# EXERCISE REQUIREMENTS:
Present the following data again exactly as it is shown.

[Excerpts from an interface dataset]
*** Begin section ***

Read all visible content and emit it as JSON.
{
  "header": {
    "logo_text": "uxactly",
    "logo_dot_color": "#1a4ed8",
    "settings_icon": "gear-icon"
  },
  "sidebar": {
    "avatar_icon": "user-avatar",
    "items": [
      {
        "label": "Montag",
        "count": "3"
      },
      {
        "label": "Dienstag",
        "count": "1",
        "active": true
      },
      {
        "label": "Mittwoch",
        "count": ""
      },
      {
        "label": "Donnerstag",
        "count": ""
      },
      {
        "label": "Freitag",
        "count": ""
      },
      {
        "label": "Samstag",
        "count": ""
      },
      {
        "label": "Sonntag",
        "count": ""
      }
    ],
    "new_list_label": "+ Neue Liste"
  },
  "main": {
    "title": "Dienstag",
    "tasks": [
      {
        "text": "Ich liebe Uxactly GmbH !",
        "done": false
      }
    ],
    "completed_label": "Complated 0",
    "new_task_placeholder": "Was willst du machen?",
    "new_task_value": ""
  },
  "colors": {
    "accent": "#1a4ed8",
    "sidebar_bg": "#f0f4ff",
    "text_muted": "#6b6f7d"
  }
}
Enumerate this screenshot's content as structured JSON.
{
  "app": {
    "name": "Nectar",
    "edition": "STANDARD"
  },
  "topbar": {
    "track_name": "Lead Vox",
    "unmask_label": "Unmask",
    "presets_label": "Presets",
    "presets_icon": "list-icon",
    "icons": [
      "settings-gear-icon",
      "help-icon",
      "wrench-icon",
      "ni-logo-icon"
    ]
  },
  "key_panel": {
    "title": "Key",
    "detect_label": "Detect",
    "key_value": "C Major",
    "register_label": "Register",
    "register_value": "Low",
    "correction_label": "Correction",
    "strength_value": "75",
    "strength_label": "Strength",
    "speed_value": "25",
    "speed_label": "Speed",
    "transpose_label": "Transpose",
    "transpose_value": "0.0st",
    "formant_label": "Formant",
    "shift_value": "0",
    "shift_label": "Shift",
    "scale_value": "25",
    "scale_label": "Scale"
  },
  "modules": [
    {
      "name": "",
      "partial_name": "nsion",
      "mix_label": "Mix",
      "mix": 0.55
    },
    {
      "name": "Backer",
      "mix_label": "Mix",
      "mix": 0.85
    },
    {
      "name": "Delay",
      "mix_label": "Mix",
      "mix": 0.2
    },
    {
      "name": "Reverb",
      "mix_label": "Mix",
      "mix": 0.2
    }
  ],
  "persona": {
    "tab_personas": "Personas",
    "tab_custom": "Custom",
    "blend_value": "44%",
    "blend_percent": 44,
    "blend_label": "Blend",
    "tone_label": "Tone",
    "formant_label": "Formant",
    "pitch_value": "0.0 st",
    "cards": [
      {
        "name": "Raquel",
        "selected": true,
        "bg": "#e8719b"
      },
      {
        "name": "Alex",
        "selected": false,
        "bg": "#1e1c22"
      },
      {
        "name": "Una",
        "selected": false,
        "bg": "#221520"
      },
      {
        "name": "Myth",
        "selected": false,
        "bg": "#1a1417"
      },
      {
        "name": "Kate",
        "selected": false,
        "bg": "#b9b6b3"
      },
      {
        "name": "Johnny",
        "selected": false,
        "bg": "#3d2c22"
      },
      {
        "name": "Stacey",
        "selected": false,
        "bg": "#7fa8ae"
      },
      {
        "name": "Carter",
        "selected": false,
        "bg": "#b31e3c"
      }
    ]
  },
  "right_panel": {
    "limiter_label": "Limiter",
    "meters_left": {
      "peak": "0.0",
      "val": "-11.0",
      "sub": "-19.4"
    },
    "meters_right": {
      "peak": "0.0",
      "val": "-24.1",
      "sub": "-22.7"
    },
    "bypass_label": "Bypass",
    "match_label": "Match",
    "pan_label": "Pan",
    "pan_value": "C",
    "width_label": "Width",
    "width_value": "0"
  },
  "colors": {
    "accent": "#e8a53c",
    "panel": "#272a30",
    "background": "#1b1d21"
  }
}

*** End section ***

# ANSWER SPACE:
Read all visible content and emit it as JSON.
{
  "header": {
    "logo_text": "uxactly",
    "logo_dot_color": "#1a4ed8",
    "settings_icon": "gear-icon"
  },
  "sidebar": {
    "avatar_icon": "user-avatar",
    "items": [
      {
        "label": "Montag",
        "count": "3"
      },
      {
        "label": "Dienstag",
        "count": "1",
        "active": true
      },
      {
        "label": "Mittwoch",
        "count": ""
      },
      {
        "label": "Donnerstag",
        "count": ""
      },
      {
        "label": "Freitag",
        "count": ""
      },
      {
        "label": "Samstag",
        "count": ""
      },
      {
        "label": "Sonntag",
        "count": ""
      }
    ],
    "new_list_label": "+ Neue Liste"
  },
  "main": {
    "title": "Dienstag",
    "tasks": [
      {
        "text": "Ich liebe Uxactly GmbH !",
        "done": false
      }
    ],
    "completed_label": "Complated 0",
    "new_task_placeholder": "Was willst du machen?",
    "new_task_value": ""
  },
  "colors": {
    "accent": "#1a4ed8",
    "sidebar_bg": "#f0f4ff",
    "text_muted": "#6b6f7d"
  }
}
Enumerate this screenshot's content as structured JSON.
{
  "app": {
    "name": "Nectar",
    "edition": "STANDARD"
  },
  "topbar": {
    "track_name": "Lead Vox",
    "unmask_label": "Unmask",
    "presets_label": "Presets",
    "presets_icon": "list-icon",
    "icons": [
      "settings-gear-icon",
      "help-icon",
      "wrench-icon",
      "ni-logo-icon"
    ]
  },
  "key_panel": {
    "title": "Key",
    "detect_label": "Detect",
    "key_value": "C Major",
    "register_label": "Register",
    "register_value": "Low",
    "correction_label": "Correction",
    "strength_value": "75",
    "strength_label": "Strength",
    "speed_value": "25",
    "speed_label": "Speed",
    "transpose_label": "Transpose",
    "transpose_value": "0.0st",
    "formant_label": "Formant",
    "shift_value": "0",
    "shift_label": "Shift",
    "scale_value": "25",
    "scale_label": "Scale"
  },
  "modules": [
    {
      "name": "",
      "partial_name": "nsion",
      "mix_label": "Mix",
      "mix": 0.55
    },
    {
      "name": "Backer",
      "mix_label": "Mix",
      "mix": 0.85
    },
    {
      "name": "Delay",
      "mix_label": "Mix",
      "mix": 0.2
    },
    {
      "name": "Reverb",
      "mix_label": "Mix",
      "mix": 0.2
    }
  ],
  "persona": {
    "tab_personas": "Personas",
    "tab_custom": "Custom",
    "blend_value": "44%",
    "blend_percent": 44,
    "blend_label": "Blend",
    "tone_label": "Tone",
    "formant_label": "Formant",
    "pitch_value": "0.0 st",
    "cards": [
      {
        "name": "Raquel",
        "selected": true,
        "bg": "#e8719b"
      },
      {
        "name": "Alex",
        "selected": false,
        "bg": "#1e1c22"
      },
      {
        "name": "Una",
        "selected": false,
        "bg": "#221520"
      },
      {
        "name": "Myth",
        "selected": false,
        "bg": "#1a1417"
      },
      {
        "name": "Kate",
        "selected": false,
        "bg": "#b9b6b3"
      },
      {
        "name": "Johnny",
        "selected": false,
        "bg": "#3d2c22"
      },
      {
        "name": "Stacey",
        "selected": false,
        "bg": "#7fa8ae"
      },
      {
        "name": "Carter",
        "selected": false,
        "bg": "#b31e3c"
      }
    ]
  },
  "right_panel": {
    "limiter_label": "Limiter",
    "meters_left": {
      "peak": "0.0",
      "val": "-11.0",
      "sub": "-19.4"
    },
    "meters_right": {
      "peak": "0.0",
      "val": "-24.1",
      "sub": "-22.7"
    },
    "bypass_label": "Bypass",
    "match_label": "Match",
    "pan_label": "Pan",
    "pan_value": "C",
    "width_label": "Width",
    "width_value": "0"
  },
  "colors": {
    "accent": "#e8a53c",
    "panel": "#272a30",
    "background": "#1b1d21"
  }
}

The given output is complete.